A new white paper titled An Explanation of Green Jobs Policies, Theory, Measurement Approaches, and Job Growth Expectations was written by Iowa State University through a cooperative agreement with USDA’s Office of Energy Policy and New Uses. The authors explore policy, theoretical foundations, and the approaches to measuring green jobs in the United States. The paper contains brief descriptions of national and state initiatives to quantify green jobs, as well as their potential for growth. The study finds there is little academic research that conceptualizes the green economy. Regional research to assist state and local policy development is needed, along with evaluations investigating offsetting job losses.
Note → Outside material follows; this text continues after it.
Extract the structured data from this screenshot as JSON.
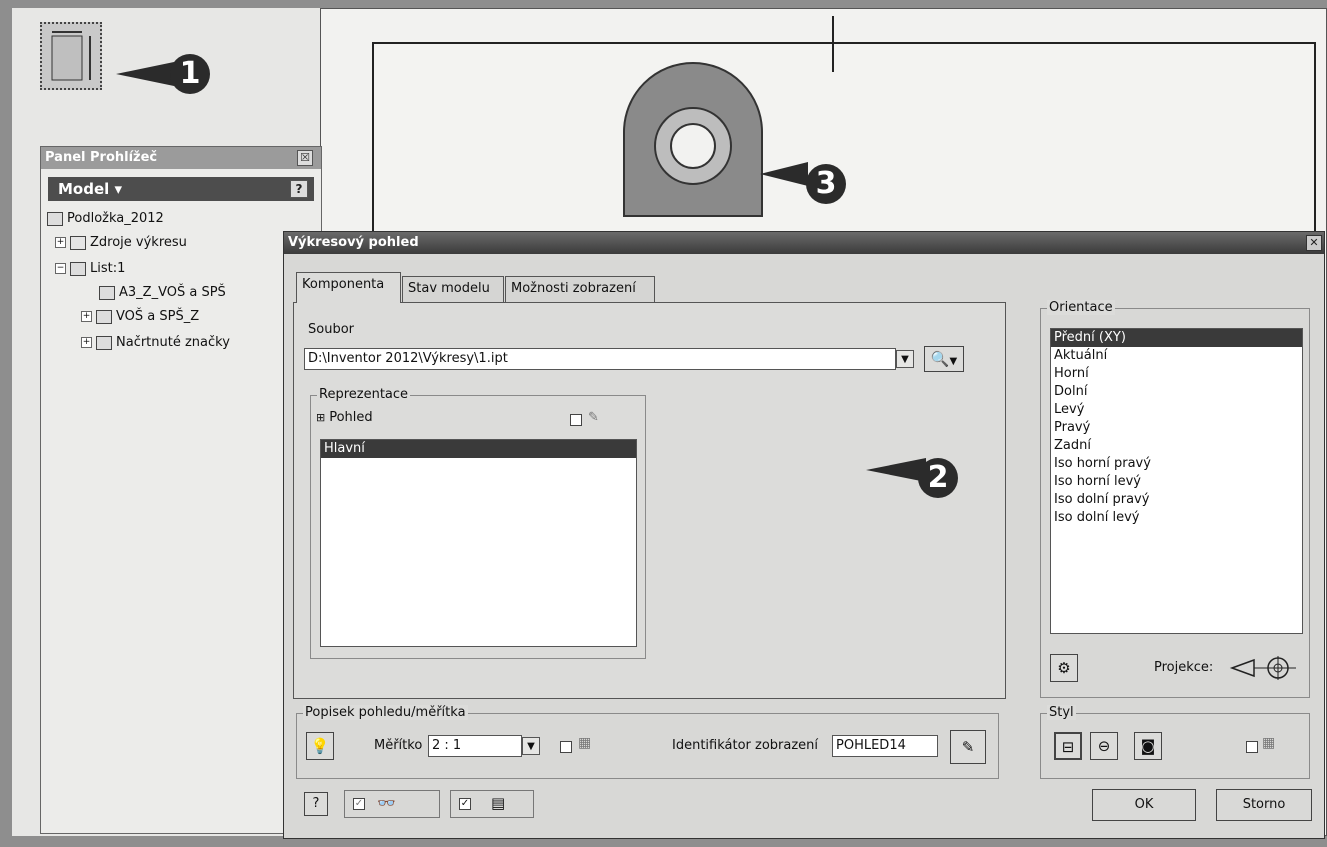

There are currently twin public policy focuses regarding green jobs. The first concerns imply value of the activity; namely, the ability to conserve energy and other natural resources as well as reduce pollution. The second focus is the job producing value. While most people agree that the environmentally beneficial goals of policy developments are essential, the job creation goals are foremost in most policymakers’ minds. Read more »
A new white paper titled Developing of a Purchasing Manager’s Index for Biobased Products was written by Iowa State University through a cooperative agreement with USDA’s Office of Energy Policy and New Uses. The authors explore the development of a measurement for biobased products, which are defined as those composed either in whole or in significant part of renewable agricultural or forestry materials, including commercial and industrial products as well as feedstocks. They discuss various types of composite indicators, trends in the overall biobased products sector, and the feasibility of using purchasing managers’ expectations to discern performance.
Several methodological and administrative issues involved in moving from a pilot study to a full-scale biobased products purchasing managers’ survey are considered. Recommendations are offered to support development and implementation of a composite index that charts the strength of the biobased product sector. USDA-sponsored research provides a foundation for more detailed analysis of growth in biobased products industries. Read more »
USDA’s Office of the Chief Economist’s Climate Change Program Office has released the “U.S. Agriculture and Forestry Greenhouse Gas Inventory: 1990-2008” report. This report provides detailed estimates of greenhouse gas emissions and carbon sequestration from the management of livestock, croplands, and forests, as well as from energy use in agriculture that will be useful to states and localities. In 2008, agricultural greenhouse gas sources accounted for about 6% of total U.S. greenhouse gas emissions.
It was prepared collaboratively with contributions from the USDA Agricultural Research Service, USDA Forest Service, USDA Natural Resources Conservation Service, USDA Office of Energy Policy and New Uses, USDA Climate Change Program Office, U.S. Environmental Protection Agency (EPA), and researchers at Colorado State University. Read more »
A new report, titled Renewable Power Opportunities for Rural Communities, is intended to serve as a summary and guide to assist rural utilities that may be considering investing in a renewable electricity generation project and for policymakers who may be considering how to encourage such investments.
This report identifies and discusses a wide array of renewable power opportunities (e.g., wind, solar, geothermal, etc.) available in rural America. The principal audience is expected to be local and state governments, rural leaders, rural-based utilities (cooperatives, municipals, and investor owned) and their leadership, and rural residents whose interests are focused on renewable power, distributed generation, and rural economic development. The report was prepared under the direction of USDA’s Office of Energy Policy and New Uses (OEPNU) and the Office of the Chief Economist. The report can be found on our website. Read more »
USDA Report highlights Increased Energy Efficiency for Corn-based Ethanol
Harry Baumes, Acting Director of USDA’s Office of Energy Policy and New Uses, says a report that surveyed corn growers in 2005 and ethanol plants in 2008 indicates the net energy gain from converting corn to ethanol is improving in efficiency. Titled “2008 Energy Balance for the Corn-Ethanol Industry,” the report surveyed ethanol producers about ethanol yield (undenatured) per bushel of corn and energy used in ethanol plants. Read more »